This leaves me with just the middle section.
I carefully measured the width of the top of the case, then the width of the lettering on the skin, to make sure it was centered exactly, then rolled it on from front to back.
This is where you may find the hair dryer handy - moulding the skin to the exact curves of your case. The heat allows the plastic more flexibility.
You will find that, at the back, you will have a little bit of overlap, as here. You can just cut a slit through and fold one part on top of the other, or trim it completely.
And with that done, re-assemble the case! Quite funky huh?
So what did we think of the PolyGFX case skin? Well, its ace. It is easy to apply and made of decent quality plastic, and the included instructions are fantastic. There are a great range of designs available (although, being biased, we like our custom bit-tech one the best!) and, as with the RatPad skins, make a great idea for regular LAN-going gaming clans.
I really liked the quality of the finish of the skin. It is definitely more durable than your average paint job, and will take a few knocksand scuffs without any consequence. The vinyl texture is slick, and really gives an attractive finish to your case. Sure, airbrushing may look classier, but this is a very practical way to add a design and some colour to your case. The skins are a piece of cake to apply, as I hope I've shown above - with a little time, care and preparation, you will achieve a perfect finish. This has to be a plus point for those of us without the modding skills of G-gnome or Macroman!!
This leaves us with the question of price. At $50, they might look a little expensive. However, for us Brits, the ace exchange rate means that this will arrive on your doorstep for around £30 - a pretty decent price for something that's obviously been printed pretty well and custom cut to the size of your case.

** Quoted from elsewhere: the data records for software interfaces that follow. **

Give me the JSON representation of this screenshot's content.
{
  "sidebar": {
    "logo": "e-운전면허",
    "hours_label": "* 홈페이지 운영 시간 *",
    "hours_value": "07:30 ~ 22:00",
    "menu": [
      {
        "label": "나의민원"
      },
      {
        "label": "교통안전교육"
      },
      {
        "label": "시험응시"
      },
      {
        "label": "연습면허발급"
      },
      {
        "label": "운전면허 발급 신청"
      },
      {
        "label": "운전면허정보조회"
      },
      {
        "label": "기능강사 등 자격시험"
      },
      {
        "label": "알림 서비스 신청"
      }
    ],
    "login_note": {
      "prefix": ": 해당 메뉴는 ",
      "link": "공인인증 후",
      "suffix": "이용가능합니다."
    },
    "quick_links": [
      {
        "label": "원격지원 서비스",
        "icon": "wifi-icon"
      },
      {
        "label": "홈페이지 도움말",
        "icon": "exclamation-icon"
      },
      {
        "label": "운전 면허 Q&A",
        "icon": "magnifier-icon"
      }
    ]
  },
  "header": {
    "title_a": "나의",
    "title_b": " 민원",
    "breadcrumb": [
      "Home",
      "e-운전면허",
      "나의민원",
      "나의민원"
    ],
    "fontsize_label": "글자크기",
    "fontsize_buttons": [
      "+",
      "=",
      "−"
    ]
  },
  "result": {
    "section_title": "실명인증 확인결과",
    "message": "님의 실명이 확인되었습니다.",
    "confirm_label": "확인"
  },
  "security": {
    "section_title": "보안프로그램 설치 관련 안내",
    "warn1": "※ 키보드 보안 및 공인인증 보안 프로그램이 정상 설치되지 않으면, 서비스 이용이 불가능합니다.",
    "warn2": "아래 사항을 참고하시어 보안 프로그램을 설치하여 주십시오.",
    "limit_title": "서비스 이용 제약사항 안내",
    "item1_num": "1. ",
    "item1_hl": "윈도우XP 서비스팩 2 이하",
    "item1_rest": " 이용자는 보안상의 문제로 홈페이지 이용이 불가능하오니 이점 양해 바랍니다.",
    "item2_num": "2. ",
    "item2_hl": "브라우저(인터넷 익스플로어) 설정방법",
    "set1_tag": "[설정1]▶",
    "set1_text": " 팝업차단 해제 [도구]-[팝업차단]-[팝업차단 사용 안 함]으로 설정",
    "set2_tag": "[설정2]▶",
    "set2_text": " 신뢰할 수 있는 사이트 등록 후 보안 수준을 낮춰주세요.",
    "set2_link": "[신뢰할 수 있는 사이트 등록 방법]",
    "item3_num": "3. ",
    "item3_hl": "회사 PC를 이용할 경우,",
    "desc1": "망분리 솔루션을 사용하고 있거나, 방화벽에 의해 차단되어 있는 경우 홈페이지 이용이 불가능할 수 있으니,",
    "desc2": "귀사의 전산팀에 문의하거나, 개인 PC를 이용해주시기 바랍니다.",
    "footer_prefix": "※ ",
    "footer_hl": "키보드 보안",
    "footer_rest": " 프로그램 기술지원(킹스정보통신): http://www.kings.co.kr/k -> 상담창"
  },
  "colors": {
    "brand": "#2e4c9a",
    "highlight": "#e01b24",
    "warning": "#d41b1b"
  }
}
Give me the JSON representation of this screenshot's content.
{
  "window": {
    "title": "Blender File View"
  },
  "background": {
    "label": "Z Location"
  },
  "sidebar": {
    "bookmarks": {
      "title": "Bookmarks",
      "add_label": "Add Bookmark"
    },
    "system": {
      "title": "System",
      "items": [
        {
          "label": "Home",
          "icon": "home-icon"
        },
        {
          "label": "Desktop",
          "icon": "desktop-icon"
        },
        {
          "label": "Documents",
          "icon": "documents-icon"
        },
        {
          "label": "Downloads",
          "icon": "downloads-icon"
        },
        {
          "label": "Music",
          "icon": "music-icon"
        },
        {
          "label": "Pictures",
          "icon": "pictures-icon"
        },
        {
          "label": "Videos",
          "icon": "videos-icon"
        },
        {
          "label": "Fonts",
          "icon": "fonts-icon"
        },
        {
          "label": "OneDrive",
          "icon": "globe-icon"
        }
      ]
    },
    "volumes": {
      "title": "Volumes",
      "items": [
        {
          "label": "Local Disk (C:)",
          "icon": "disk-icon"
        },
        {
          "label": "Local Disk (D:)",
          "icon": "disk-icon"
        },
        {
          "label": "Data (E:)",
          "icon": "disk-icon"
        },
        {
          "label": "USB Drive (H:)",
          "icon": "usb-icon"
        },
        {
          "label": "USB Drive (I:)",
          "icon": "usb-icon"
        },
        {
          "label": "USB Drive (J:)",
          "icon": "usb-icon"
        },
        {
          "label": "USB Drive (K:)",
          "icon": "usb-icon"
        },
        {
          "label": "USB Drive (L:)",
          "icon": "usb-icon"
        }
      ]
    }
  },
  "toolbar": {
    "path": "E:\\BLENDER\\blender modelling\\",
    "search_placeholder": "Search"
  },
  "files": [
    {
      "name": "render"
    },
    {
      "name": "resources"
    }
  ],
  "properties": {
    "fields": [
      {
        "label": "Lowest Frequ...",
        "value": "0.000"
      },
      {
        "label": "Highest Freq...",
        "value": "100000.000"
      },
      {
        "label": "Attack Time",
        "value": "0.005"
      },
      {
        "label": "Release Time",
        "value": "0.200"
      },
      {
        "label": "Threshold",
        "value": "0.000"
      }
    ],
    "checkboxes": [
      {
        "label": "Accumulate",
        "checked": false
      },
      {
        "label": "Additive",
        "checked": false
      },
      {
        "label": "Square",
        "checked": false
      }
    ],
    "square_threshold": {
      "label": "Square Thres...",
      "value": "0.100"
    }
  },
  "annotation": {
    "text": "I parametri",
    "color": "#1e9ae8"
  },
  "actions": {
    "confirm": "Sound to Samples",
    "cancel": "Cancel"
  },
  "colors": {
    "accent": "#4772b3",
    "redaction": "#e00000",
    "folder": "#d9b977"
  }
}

If you're looking for something a little out of the ordinary mod-wise, you'd do well to pick up one of these!